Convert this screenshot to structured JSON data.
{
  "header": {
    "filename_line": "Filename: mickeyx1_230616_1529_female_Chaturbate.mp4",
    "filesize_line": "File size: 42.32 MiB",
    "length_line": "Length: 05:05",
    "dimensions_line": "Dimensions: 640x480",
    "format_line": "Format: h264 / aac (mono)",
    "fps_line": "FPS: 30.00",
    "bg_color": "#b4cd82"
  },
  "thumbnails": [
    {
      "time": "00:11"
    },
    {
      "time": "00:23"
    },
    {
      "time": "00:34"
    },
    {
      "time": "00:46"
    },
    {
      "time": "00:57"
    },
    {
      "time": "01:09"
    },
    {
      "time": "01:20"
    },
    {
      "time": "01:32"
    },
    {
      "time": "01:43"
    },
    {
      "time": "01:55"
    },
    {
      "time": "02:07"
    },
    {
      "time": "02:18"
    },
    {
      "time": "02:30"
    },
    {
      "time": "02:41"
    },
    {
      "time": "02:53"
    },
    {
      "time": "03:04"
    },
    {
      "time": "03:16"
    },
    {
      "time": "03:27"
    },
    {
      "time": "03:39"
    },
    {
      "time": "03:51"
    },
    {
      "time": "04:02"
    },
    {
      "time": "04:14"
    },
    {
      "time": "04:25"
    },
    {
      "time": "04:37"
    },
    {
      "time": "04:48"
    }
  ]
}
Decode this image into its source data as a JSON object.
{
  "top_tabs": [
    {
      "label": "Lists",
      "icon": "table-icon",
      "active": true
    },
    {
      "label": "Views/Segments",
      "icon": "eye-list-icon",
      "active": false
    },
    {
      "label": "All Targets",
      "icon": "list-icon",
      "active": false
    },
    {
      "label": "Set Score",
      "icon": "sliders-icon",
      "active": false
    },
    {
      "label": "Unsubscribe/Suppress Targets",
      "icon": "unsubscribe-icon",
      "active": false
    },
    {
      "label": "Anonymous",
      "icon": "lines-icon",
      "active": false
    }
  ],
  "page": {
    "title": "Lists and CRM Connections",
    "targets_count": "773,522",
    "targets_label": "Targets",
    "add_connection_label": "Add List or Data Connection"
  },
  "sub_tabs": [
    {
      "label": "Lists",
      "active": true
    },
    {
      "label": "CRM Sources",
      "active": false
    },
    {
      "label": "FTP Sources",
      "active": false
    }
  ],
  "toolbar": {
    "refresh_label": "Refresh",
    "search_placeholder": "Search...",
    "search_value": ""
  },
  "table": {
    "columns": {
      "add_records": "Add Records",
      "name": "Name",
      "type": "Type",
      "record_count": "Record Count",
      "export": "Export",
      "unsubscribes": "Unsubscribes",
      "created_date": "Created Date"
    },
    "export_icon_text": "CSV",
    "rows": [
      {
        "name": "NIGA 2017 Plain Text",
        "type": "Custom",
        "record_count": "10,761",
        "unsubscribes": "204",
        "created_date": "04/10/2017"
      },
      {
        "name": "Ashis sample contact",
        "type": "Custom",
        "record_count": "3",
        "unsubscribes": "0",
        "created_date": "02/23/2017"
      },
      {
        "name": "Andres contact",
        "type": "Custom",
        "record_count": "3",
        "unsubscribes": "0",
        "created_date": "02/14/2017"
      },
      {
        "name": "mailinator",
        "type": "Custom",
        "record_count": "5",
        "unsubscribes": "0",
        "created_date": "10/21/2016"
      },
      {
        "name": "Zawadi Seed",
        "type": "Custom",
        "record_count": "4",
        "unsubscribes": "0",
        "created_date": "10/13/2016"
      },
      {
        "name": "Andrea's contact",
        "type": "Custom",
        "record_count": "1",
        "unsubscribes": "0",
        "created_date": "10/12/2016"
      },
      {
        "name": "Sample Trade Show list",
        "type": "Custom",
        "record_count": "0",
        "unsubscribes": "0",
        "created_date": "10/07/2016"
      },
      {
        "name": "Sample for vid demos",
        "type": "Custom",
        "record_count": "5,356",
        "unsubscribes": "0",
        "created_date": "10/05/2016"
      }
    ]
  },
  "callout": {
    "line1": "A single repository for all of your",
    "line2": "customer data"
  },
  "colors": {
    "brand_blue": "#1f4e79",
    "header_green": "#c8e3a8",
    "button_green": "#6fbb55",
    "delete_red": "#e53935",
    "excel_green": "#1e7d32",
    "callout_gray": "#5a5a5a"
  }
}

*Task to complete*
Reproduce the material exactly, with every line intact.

*Solution for this problem*
Convert this screenshot to structured JSON data.
{
  "header": {
    "filename_line": "Filename: mickeyx1_230616_1529_female_Chaturbate.mp4",
    "filesize_line": "File size: 42.32 MiB",
    "length_line": "Length: 05:05",
    "dimensions_line": "Dimensions: 640x480",
    "format_line": "Format: h264 / aac (mono)",
    "fps_line": "FPS: 30.00",
    "bg_color": "#b4cd82"
  },
  "thumbnails": [
    {
      "time": "00:11"
    },
    {
      "time": "00:23"
    },
    {
      "time": "00:34"
    },
    {
      "time": "00:46"
    },
    {
      "time": "00:57"
    },
    {
      "time": "01:09"
    },
    {
      "time": "01:20"
    },
    {
      "time": "01:32"
    },
    {
      "time": "01:43"
    },
    {
      "time": "01:55"
    },
    {
      "time": "02:07"
    },
    {
      "time": "02:18"
    },
    {
      "time": "02:30"
    },
    {
      "time": "02:41"
    },
    {
      "time": "02:53"
    },
    {
      "time": "03:04"
    },
    {
      "time": "03:16"
    },
    {
      "time": "03:27"
    },
    {
      "time": "03:39"
    },
    {
      "time": "03:51"
    },
    {
      "time": "04:02"
    },
    {
      "time": "04:14"
    },
    {
      "time": "04:25"
    },
    {
      "time": "04:37"
    },
    {
      "time": "04:48"
    }
  ]
}
Decode this image into its source data as a JSON object.
{
  "top_tabs": [
    {
      "label": "Lists",
      "icon": "table-icon",
      "active": true
    },
    {
      "label": "Views/Segments",
      "icon": "eye-list-icon",
      "active": false
    },
    {
      "label": "All Targets",
      "icon": "list-icon",
      "active": false
    },
    {
      "label": "Set Score",
      "icon": "sliders-icon",
      "active": false
    },
    {
      "label": "Unsubscribe/Suppress Targets",
      "icon": "unsubscribe-icon",
      "active": false
    },
    {
      "label": "Anonymous",
      "icon": "lines-icon",
      "active": false
    }
  ],
  "page": {
    "title": "Lists and CRM Connections",
    "targets_count": "773,522",
    "targets_label": "Targets",
    "add_connection_label": "Add List or Data Connection"
  },
  "sub_tabs": [
    {
      "label": "Lists",
      "active": true
    },
    {
      "label": "CRM Sources",
      "active": false
    },
    {
      "label": "FTP Sources",
      "active": false
    }
  ],
  "toolbar": {
    "refresh_label": "Refresh",
    "search_placeholder": "Search...",
    "search_value": ""
  },
  "table": {
    "columns": {
      "add_records": "Add Records",
      "name": "Name",
      "type": "Type",
      "record_count": "Record Count",
      "export": "Export",
      "unsubscribes": "Unsubscribes",
      "created_date": "Created Date"
    },
    "export_icon_text": "CSV",
    "rows": [
      {
        "name": "NIGA 2017 Plain Text",
        "type": "Custom",
        "record_count": "10,761",
        "unsubscribes": "204",
        "created_date": "04/10/2017"
      },
      {
        "name": "Ashis sample contact",
        "type": "Custom",
        "record_count": "3",
        "unsubscribes": "0",
        "created_date": "02/23/2017"
      },
      {
        "name": "Andres contact",
        "type": "Custom",
        "record_count": "3",
        "unsubscribes": "0",
        "created_date": "02/14/2017"
      },
      {
        "name": "mailinator",
        "type": "Custom",
        "record_count": "5",
        "unsubscribes": "0",
        "created_date": "10/21/2016"
      },
      {
        "name": "Zawadi Seed",
        "type": "Custom",
        "record_count": "4",
        "unsubscribes": "0",
        "created_date": "10/13/2016"
      },
      {
        "name": "Andrea's contact",
        "type": "Custom",
        "record_count": "1",
        "unsubscribes": "0",
        "created_date": "10/12/2016"
      },
      {
        "name": "Sample Trade Show list",
        "type": "Custom",
        "record_count": "0",
        "unsubscribes": "0",
        "created_date": "10/07/2016"
      },
      {
        "name": "Sample for vid demos",
        "type": "Custom",
        "record_count": "5,356",
        "unsubscribes": "0",
        "created_date": "10/05/2016"
      }
    ]
  },
  "callout": {
    "line1": "A single repository for all of your",
    "line2": "customer data"
  },
  "colors": {
    "brand_blue": "#1f4e79",
    "header_green": "#c8e3a8",
    "button_green": "#6fbb55",
    "delete_red": "#e53935",
    "excel_green": "#1e7d32",
    "callout_gray": "#5a5a5a"
  }
}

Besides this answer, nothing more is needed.